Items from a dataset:
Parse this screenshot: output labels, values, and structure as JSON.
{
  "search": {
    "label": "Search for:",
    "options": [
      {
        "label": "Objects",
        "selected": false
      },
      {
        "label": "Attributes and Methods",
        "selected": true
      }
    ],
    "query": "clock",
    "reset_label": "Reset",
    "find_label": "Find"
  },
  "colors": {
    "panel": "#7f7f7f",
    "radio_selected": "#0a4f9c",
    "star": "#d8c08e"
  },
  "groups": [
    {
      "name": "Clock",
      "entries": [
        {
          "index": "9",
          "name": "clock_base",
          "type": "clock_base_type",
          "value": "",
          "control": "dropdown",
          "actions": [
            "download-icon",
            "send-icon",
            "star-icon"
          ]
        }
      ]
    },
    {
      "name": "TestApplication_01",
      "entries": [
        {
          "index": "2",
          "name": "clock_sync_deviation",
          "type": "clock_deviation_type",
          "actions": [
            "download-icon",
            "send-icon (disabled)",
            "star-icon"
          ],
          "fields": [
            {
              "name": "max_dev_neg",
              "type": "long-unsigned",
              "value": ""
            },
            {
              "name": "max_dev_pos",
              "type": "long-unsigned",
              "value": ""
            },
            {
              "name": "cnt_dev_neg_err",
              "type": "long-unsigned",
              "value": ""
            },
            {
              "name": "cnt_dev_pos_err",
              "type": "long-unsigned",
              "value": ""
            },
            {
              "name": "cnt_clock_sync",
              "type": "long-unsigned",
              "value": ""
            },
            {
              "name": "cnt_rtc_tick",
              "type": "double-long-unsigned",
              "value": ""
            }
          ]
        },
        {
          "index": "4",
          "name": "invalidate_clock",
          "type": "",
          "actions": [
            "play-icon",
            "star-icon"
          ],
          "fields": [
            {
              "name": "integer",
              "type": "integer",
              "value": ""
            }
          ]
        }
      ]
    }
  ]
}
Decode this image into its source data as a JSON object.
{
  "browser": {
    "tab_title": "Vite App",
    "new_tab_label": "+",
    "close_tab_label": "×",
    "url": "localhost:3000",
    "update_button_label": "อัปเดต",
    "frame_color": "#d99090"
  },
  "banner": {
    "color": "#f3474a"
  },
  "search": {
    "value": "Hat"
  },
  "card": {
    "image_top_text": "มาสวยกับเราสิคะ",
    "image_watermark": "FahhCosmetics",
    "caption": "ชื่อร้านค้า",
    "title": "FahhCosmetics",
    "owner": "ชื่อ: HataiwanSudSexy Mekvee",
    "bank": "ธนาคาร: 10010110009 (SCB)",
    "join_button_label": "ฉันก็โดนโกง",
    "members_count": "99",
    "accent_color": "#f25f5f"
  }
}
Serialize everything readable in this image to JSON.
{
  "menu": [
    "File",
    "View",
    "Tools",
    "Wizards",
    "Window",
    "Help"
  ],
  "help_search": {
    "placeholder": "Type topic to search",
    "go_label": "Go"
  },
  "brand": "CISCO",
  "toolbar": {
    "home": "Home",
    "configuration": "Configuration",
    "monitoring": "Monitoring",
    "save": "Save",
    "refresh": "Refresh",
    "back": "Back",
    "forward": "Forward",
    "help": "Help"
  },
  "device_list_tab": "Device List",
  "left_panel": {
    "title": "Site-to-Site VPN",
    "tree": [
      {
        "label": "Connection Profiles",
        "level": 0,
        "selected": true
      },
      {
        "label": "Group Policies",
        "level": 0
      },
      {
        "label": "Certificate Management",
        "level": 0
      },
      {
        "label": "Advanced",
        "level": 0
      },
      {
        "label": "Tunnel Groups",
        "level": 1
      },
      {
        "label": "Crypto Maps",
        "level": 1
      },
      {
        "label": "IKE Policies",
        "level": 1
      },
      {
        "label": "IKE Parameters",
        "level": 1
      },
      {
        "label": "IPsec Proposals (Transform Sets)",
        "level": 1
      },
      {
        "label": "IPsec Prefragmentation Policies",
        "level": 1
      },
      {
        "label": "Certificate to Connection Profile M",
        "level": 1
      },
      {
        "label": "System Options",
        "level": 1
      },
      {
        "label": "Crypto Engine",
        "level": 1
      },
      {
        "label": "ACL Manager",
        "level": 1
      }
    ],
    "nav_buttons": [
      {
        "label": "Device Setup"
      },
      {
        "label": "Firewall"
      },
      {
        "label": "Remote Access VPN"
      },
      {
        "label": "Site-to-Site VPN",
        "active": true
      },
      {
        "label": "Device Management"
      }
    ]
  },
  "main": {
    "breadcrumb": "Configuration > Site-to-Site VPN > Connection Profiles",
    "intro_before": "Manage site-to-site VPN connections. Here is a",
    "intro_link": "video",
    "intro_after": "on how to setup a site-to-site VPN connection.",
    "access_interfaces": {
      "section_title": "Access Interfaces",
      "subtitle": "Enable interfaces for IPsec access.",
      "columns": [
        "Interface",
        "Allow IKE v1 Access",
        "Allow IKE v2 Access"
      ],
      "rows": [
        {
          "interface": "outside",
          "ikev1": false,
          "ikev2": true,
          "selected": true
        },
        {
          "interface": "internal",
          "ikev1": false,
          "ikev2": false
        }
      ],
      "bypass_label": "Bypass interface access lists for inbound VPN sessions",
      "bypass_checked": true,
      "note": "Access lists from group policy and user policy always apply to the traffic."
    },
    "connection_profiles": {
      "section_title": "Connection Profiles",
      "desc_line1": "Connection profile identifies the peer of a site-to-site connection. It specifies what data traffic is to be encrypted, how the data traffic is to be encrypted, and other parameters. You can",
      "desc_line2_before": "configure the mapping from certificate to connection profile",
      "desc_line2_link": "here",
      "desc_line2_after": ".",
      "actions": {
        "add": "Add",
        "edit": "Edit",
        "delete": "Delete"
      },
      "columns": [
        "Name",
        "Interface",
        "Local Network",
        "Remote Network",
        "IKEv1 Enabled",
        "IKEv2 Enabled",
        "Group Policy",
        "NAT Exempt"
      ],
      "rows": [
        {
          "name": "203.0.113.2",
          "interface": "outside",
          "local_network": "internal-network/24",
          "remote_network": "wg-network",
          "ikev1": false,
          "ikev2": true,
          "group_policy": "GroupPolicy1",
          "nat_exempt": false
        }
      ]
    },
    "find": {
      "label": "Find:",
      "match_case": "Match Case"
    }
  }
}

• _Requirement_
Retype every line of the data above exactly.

• _Answer for this exercise_
Parse this screenshot: output labels, values, and structure as JSON.
{
  "search": {
    "label": "Search for:",
    "options": [
      {
        "label": "Objects",
        "selected": false
      },
      {
        "label": "Attributes and Methods",
        "selected": true
      }
    ],
    "query": "clock",
    "reset_label": "Reset",
    "find_label": "Find"
  },
  "colors": {
    "panel": "#7f7f7f",
    "radio_selected": "#0a4f9c",
    "star": "#d8c08e"
  },
  "groups": [
    {
      "name": "Clock",
      "entries": [
        {
          "index": "9",
          "name": "clock_base",
          "type": "clock_base_type",
          "value": "",
          "control": "dropdown",
          "actions": [
            "download-icon",
            "send-icon",
            "star-icon"
          ]
        }
      ]
    },
    {
      "name": "TestApplication_01",
      "entries": [
        {
          "index": "2",
          "name": "clock_sync_deviation",
          "type": "clock_deviation_type",
          "actions": [
            "download-icon",
            "send-icon (disabled)",
            "star-icon"
          ],
          "fields": [
            {
              "name": "max_dev_neg",
              "type": "long-unsigned",
              "value": ""
            },
            {
              "name": "max_dev_pos",
              "type": "long-unsigned",
              "value": ""
            },
            {
              "name": "cnt_dev_neg_err",
              "type": "long-unsigned",
              "value": ""
            },
            {
              "name": "cnt_dev_pos_err",
              "type": "long-unsigned",
              "value": ""
            },
            {
              "name": "cnt_clock_sync",
              "type": "long-unsigned",
              "value": ""
            },
            {
              "name": "cnt_rtc_tick",
              "type": "double-long-unsigned",
              "value": ""
            }
          ]
        },
        {
          "index": "4",
          "name": "invalidate_clock",
          "type": "",
          "actions": [
            "play-icon",
            "star-icon"
          ],
          "fields": [
            {
              "name": "integer",
              "type": "integer",
              "value": ""
            }
          ]
        }
      ]
    }
  ]
}
Decode this image into its source data as a JSON object.
{
  "browser": {
    "tab_title": "Vite App",
    "new_tab_label": "+",
    "close_tab_label": "×",
    "url": "localhost:3000",
    "update_button_label": "อัปเดต",
    "frame_color": "#d99090"
  },
  "banner": {
    "color": "#f3474a"
  },
  "search": {
    "value": "Hat"
  },
  "card": {
    "image_top_text": "มาสวยกับเราสิคะ",
    "image_watermark": "FahhCosmetics",
    "caption": "ชื่อร้านค้า",
    "title": "FahhCosmetics",
    "owner": "ชื่อ: HataiwanSudSexy Mekvee",
    "bank": "ธนาคาร: 10010110009 (SCB)",
    "join_button_label": "ฉันก็โดนโกง",
    "members_count": "99",
    "accent_color": "#f25f5f"
  }
}
Serialize everything readable in this image to JSON.
{
  "menu": [
    "File",
    "View",
    "Tools",
    "Wizards",
    "Window",
    "Help"
  ],
  "help_search": {
    "placeholder": "Type topic to search",
    "go_label": "Go"
  },
  "brand": "CISCO",
  "toolbar": {
    "home": "Home",
    "configuration": "Configuration",
    "monitoring": "Monitoring",
    "save": "Save",
    "refresh": "Refresh",
    "back": "Back",
    "forward": "Forward",
    "help": "Help"
  },
  "device_list_tab": "Device List",
  "left_panel": {
    "title": "Site-to-Site VPN",
    "tree": [
      {
        "label": "Connection Profiles",
        "level": 0,
        "selected": true
      },
      {
        "label": "Group Policies",
        "level": 0
      },
      {
        "label": "Certificate Management",
        "level": 0
      },
      {
        "label": "Advanced",
        "level": 0
      },
      {
        "label": "Tunnel Groups",
        "level": 1
      },
      {
        "label": "Crypto Maps",
        "level": 1
      },
      {
        "label": "IKE Policies",
        "level": 1
      },
      {
        "label": "IKE Parameters",
        "level": 1
      },
      {
        "label": "IPsec Proposals (Transform Sets)",
        "level": 1
      },
      {
        "label": "IPsec Prefragmentation Policies",
        "level": 1
      },
      {
        "label": "Certificate to Connection Profile M",
        "level": 1
      },
      {
        "label": "System Options",
        "level": 1
      },
      {
        "label": "Crypto Engine",
        "level": 1
      },
      {
        "label": "ACL Manager",
        "level": 1
      }
    ],
    "nav_buttons": [
      {
        "label": "Device Setup"
      },
      {
        "label": "Firewall"
      },
      {
        "label": "Remote Access VPN"
      },
      {
        "label": "Site-to-Site VPN",
        "active": true
      },
      {
        "label": "Device Management"
      }
    ]
  },
  "main": {
    "breadcrumb": "Configuration > Site-to-Site VPN > Connection Profiles",
    "intro_before": "Manage site-to-site VPN connections. Here is a",
    "intro_link": "video",
    "intro_after": "on how to setup a site-to-site VPN connection.",
    "access_interfaces": {
      "section_title": "Access Interfaces",
      "subtitle": "Enable interfaces for IPsec access.",
      "columns": [
        "Interface",
        "Allow IKE v1 Access",
        "Allow IKE v2 Access"
      ],
      "rows": [
        {
          "interface": "outside",
          "ikev1": false,
          "ikev2": true,
          "selected": true
        },
        {
          "interface": "internal",
          "ikev1": false,
          "ikev2": false
        }
      ],
      "bypass_label": "Bypass interface access lists for inbound VPN sessions",
      "bypass_checked": true,
      "note": "Access lists from group policy and user policy always apply to the traffic."
    },
    "connection_profiles": {
      "section_title": "Connection Profiles",
      "desc_line1": "Connection profile identifies the peer of a site-to-site connection. It specifies what data traffic is to be encrypted, how the data traffic is to be encrypted, and other parameters. You can",
      "desc_line2_before": "configure the mapping from certificate to connection profile",
      "desc_line2_link": "here",
      "desc_line2_after": ".",
      "actions": {
        "add": "Add",
        "edit": "Edit",
        "delete": "Delete"
      },
      "columns": [
        "Name",
        "Interface",
        "Local Network",
        "Remote Network",
        "IKEv1 Enabled",
        "IKEv2 Enabled",
        "Group Policy",
        "NAT Exempt"
      ],
      "rows": [
        {
          "name": "203.0.113.2",
          "interface": "outside",
          "local_network": "internal-network/24",
          "remote_network": "wg-network",
          "ikev1": false,
          "ikev2": true,
          "group_policy": "GroupPolicy1",
          "nat_exempt": false
        }
      ]
    },
    "find": {
      "label": "Find:",
      "match_case": "Match Case"
    }
  }
}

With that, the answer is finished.